National polls show that Republicans would take the brunt of the blame for a dive over the so-called fiscal cliff. A Washington Post/Pew Research Survey released this week found that a majority of the public (53 percent) would point the finger at Republicans if Congress fails to reach a deal on taxes and government spending. Just 27 percent would blame President Obama.
But are national polls really the right tools with which to understand the political consequences of this latest legislative limbo? After all, the Romney and the Obama campaign both eschewed national polling during the campaign, focusing instead on the battleground states that would deliver the Electoral College.
And, when it comes to the House, a national sample isn't particularly predictive either. There are very few Democrats or Republicans who sit in "swing districts." Just 81 members of the House - less than 20 percent - won their seats with less than 55 percent of the vote.
In other words, what the general public thinks is not necessarily indicative of what the voters in the individual districts think. In fact, most Republicans are much more worried about a challenge from their right in a primary than a challenge from a Democrat.
"National polls in a Presidential race are useless for sure, and they are useless to members of Congress trying to make decisions about their own personal politics," says Democratic pollster Jefrey Pollock. "But that doesn't make them totally worthless. Just because the congressional folks are reelected by large margins, it's still important to take temperatures of national sentiment. It's very interesting/important to note what people nationally think about who should be blamed because that drives media coverage and the narrative."
Republican strategist Jon Lerner agrees that national polling drives the national discussion, which in turn drives the national mood.
"National polls are necessarily broad, and they are therefore informative in a broad sense about the political environment and about national policy questions," says Lerner. "If national polls say the Iraq war, or Obamacare, are broadly unpopular, it says something about the direction the national political discussion will take on those issues and on others that might have less energy behind them."
Democratic pollster Geoff Garin says that you can actually use national data in "situations like now, when there is a national policy debate going on," to gauge voter sentiment in individual districts.
"If you believe, as I do, that the high ground in politics is being able to capture the high ground in the center, national polls tell you a lot about where the center is," Garin told me. "And if your sample is large enough so you can understand responses by partisanship, geography (region of country, type of area), race, other demographics, etc., you can take a pretty good guess about the driving forces and what they would look like in a particular state or CD. And it is just a lot more cost efficient to do a large sample national survey than a bunch of state surveys."
But, while national polls can be of some value in understanding the mood of the country going into the fiscal cliff debate, what they can't predict is the response of voters if we indeed fall off that cliff.

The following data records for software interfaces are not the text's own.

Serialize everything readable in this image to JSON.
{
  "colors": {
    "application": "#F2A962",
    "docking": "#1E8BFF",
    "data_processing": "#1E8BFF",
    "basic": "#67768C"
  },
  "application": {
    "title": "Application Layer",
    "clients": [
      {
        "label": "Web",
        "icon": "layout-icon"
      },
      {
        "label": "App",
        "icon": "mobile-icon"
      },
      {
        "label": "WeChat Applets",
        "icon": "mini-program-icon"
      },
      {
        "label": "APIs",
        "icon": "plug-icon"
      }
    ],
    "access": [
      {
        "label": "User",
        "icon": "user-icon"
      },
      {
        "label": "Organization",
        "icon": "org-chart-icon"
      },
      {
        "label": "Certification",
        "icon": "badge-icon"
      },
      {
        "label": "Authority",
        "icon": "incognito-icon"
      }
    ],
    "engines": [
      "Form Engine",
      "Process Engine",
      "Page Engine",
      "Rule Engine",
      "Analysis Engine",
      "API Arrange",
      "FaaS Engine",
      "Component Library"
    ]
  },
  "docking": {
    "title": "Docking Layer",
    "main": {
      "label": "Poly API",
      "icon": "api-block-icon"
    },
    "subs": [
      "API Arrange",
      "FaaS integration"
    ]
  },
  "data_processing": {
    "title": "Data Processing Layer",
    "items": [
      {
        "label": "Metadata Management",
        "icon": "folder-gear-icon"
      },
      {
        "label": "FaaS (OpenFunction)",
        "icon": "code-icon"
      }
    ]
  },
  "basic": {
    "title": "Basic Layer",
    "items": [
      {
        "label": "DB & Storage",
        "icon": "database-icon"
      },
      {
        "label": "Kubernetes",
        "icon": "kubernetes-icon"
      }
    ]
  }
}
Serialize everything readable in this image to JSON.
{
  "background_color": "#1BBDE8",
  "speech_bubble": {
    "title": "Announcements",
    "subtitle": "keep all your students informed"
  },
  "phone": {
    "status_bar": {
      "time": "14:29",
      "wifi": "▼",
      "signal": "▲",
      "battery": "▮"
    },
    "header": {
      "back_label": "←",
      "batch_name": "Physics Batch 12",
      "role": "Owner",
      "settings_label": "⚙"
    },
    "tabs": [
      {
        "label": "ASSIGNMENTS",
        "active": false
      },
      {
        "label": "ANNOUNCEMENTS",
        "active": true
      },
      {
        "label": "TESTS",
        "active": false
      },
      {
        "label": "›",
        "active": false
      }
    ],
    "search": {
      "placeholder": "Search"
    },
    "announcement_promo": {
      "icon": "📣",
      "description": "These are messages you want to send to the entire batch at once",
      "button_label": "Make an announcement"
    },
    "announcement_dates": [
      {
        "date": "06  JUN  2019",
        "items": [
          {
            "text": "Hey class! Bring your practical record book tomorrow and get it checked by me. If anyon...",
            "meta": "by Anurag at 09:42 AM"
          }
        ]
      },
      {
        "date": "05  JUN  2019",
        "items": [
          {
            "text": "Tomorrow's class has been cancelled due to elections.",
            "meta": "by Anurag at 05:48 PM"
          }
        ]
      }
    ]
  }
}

How voters assess blame today may be very, very different from who they hold responsible in the aftermath of a crisis.